--- Material provided ---

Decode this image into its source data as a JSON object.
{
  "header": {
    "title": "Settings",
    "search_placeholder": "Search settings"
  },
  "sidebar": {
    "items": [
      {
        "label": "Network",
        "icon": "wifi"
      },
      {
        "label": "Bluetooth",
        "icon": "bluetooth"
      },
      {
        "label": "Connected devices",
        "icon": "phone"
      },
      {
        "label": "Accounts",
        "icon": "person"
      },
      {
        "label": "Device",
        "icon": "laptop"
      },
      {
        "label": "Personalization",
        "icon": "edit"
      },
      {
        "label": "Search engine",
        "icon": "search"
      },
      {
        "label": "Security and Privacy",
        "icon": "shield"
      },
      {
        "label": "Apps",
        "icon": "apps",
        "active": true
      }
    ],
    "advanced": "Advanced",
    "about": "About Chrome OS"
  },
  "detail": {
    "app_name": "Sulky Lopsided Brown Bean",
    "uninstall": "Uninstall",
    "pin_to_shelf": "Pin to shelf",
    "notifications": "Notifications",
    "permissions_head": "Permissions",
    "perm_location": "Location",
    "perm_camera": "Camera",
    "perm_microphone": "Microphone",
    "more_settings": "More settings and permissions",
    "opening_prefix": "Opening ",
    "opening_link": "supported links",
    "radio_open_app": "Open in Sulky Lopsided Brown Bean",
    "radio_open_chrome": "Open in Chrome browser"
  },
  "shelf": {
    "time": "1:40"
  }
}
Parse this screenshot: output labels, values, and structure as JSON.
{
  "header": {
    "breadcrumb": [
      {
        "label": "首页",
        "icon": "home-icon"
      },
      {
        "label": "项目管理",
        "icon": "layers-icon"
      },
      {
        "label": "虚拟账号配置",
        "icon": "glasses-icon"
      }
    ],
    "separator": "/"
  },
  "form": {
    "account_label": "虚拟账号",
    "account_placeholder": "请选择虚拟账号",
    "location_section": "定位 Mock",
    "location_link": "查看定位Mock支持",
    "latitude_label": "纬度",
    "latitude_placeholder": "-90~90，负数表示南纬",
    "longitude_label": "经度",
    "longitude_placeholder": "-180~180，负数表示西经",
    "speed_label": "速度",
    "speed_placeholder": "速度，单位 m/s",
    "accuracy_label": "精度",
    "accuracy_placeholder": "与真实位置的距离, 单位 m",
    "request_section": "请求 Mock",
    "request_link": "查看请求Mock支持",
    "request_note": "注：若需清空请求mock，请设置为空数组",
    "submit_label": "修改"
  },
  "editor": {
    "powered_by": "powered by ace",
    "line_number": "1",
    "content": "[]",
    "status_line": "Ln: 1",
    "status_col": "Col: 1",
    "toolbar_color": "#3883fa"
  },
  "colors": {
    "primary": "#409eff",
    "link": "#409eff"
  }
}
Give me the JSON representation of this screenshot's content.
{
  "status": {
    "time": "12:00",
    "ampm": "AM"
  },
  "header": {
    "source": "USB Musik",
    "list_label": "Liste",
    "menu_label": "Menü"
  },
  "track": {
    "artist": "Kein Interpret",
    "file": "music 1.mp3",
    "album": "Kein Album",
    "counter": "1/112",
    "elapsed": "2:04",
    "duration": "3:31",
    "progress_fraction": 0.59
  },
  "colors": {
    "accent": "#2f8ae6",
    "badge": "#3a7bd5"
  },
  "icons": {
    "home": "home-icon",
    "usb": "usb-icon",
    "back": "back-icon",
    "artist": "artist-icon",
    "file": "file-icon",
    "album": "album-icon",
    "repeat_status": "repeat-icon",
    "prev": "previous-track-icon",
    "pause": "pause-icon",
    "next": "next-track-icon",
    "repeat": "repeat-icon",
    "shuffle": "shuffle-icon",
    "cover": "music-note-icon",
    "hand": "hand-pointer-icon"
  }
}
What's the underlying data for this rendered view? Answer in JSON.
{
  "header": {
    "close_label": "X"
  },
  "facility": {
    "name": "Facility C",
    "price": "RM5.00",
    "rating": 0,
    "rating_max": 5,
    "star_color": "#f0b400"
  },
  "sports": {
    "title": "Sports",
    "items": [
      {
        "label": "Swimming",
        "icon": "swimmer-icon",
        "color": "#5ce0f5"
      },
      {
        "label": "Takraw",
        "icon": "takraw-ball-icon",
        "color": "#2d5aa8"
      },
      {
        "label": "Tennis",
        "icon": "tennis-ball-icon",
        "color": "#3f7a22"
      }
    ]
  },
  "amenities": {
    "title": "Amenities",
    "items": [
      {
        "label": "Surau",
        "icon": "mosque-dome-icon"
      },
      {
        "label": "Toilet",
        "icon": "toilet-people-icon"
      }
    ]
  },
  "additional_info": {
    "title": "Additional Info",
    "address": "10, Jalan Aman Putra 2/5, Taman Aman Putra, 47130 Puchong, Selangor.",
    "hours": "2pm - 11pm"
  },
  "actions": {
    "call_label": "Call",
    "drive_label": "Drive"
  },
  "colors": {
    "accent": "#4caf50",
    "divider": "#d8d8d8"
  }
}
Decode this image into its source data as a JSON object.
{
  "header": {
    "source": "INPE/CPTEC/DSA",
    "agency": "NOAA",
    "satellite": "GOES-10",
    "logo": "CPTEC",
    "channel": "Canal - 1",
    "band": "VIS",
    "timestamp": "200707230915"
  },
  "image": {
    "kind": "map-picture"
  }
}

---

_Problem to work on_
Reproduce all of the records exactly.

_Completed task_
Decode this image into its source data as a JSON object.
{
  "header": {
    "title": "Settings",
    "search_placeholder": "Search settings"
  },
  "sidebar": {
    "items": [
      {
        "label": "Network",
        "icon": "wifi"
      },
      {
        "label": "Bluetooth",
        "icon": "bluetooth"
      },
      {
        "label": "Connected devices",
        "icon": "phone"
      },
      {
        "label": "Accounts",
        "icon": "person"
      },
      {
        "label": "Device",
        "icon": "laptop"
      },
      {
        "label": "Personalization",
        "icon": "edit"
      },
      {
        "label": "Search engine",
        "icon": "search"
      },
      {
        "label": "Security and Privacy",
        "icon": "shield"
      },
      {
        "label": "Apps",
        "icon": "apps",
        "active": true
      }
    ],
    "advanced": "Advanced",
    "about": "About Chrome OS"
  },
  "detail": {
    "app_name": "Sulky Lopsided Brown Bean",
    "uninstall": "Uninstall",
    "pin_to_shelf": "Pin to shelf",
    "notifications": "Notifications",
    "permissions_head": "Permissions",
    "perm_location": "Location",
    "perm_camera": "Camera",
    "perm_microphone": "Microphone",
    "more_settings": "More settings and permissions",
    "opening_prefix": "Opening ",
    "opening_link": "supported links",
    "radio_open_app": "Open in Sulky Lopsided Brown Bean",
    "radio_open_chrome": "Open in Chrome browser"
  },
  "shelf": {
    "time": "1:40"
  }
}
Parse this screenshot: output labels, values, and structure as JSON.
{
  "header": {
    "breadcrumb": [
      {
        "label": "首页",
        "icon": "home-icon"
      },
      {
        "label": "项目管理",
        "icon": "layers-icon"
      },
      {
        "label": "虚拟账号配置",
        "icon": "glasses-icon"
      }
    ],
    "separator": "/"
  },
  "form": {
    "account_label": "虚拟账号",
    "account_placeholder": "请选择虚拟账号",
    "location_section": "定位 Mock",
    "location_link": "查看定位Mock支持",
    "latitude_label": "纬度",
    "latitude_placeholder": "-90~90，负数表示南纬",
    "longitude_label": "经度",
    "longitude_placeholder": "-180~180，负数表示西经",
    "speed_label": "速度",
    "speed_placeholder": "速度，单位 m/s",
    "accuracy_label": "精度",
    "accuracy_placeholder": "与真实位置的距离, 单位 m",
    "request_section": "请求 Mock",
    "request_link": "查看请求Mock支持",
    "request_note": "注：若需清空请求mock，请设置为空数组",
    "submit_label": "修改"
  },
  "editor": {
    "powered_by": "powered by ace",
    "line_number": "1",
    "content": "[]",
    "status_line": "Ln: 1",
    "status_col": "Col: 1",
    "toolbar_color": "#3883fa"
  },
  "colors": {
    "primary": "#409eff",
    "link": "#409eff"
  }
}
Give me the JSON representation of this screenshot's content.
{
  "status": {
    "time": "12:00",
    "ampm": "AM"
  },
  "header": {
    "source": "USB Musik",
    "list_label": "Liste",
    "menu_label": "Menü"
  },
  "track": {
    "artist": "Kein Interpret",
    "file": "music 1.mp3",
    "album": "Kein Album",
    "counter": "1/112",
    "elapsed": "2:04",
    "duration": "3:31",
    "progress_fraction": 0.59
  },
  "colors": {
    "accent": "#2f8ae6",
    "badge": "#3a7bd5"
  },
  "icons": {
    "home": "home-icon",
    "usb": "usb-icon",
    "back": "back-icon",
    "artist": "artist-icon",
    "file": "file-icon",
    "album": "album-icon",
    "repeat_status": "repeat-icon",
    "prev": "previous-track-icon",
    "pause": "pause-icon",
    "next": "next-track-icon",
    "repeat": "repeat-icon",
    "shuffle": "shuffle-icon",
    "cover": "music-note-icon",
    "hand": "hand-pointer-icon"
  }
}
What's the underlying data for this rendered view? Answer in JSON.
{
  "header": {
    "close_label": "X"
  },
  "facility": {
    "name": "Facility C",
    "price": "RM5.00",
    "rating": 0,
    "rating_max": 5,
    "star_color": "#f0b400"
  },
  "sports": {
    "title": "Sports",
    "items": [
      {
        "label": "Swimming",
        "icon": "swimmer-icon",
        "color": "#5ce0f5"
      },
      {
        "label": "Takraw",
        "icon": "takraw-ball-icon",
        "color": "#2d5aa8"
      },
      {
        "label": "Tennis",
        "icon": "tennis-ball-icon",
        "color": "#3f7a22"
      }
    ]
  },
  "amenities": {
    "title": "Amenities",
    "items": [
      {
        "label": "Surau",
        "icon": "mosque-dome-icon"
      },
      {
        "label": "Toilet",
        "icon": "toilet-people-icon"
      }
    ]
  },
  "additional_info": {
    "title": "Additional Info",
    "address": "10, Jalan Aman Putra 2/5, Taman Aman Putra, 47130 Puchong, Selangor.",
    "hours": "2pm - 11pm"
  },
  "actions": {
    "call_label": "Call",
    "drive_label": "Drive"
  },
  "colors": {
    "accent": "#4caf50",
    "divider": "#d8d8d8"
  }
}
Decode this image into its source data as a JSON object.
{
  "header": {
    "source": "INPE/CPTEC/DSA",
    "agency": "NOAA",
    "satellite": "GOES-10",
    "logo": "CPTEC",
    "channel": "Canal - 1",
    "band": "VIS",
    "timestamp": "200707230915"
  },
  "image": {
    "kind": "map-picture"
  }
}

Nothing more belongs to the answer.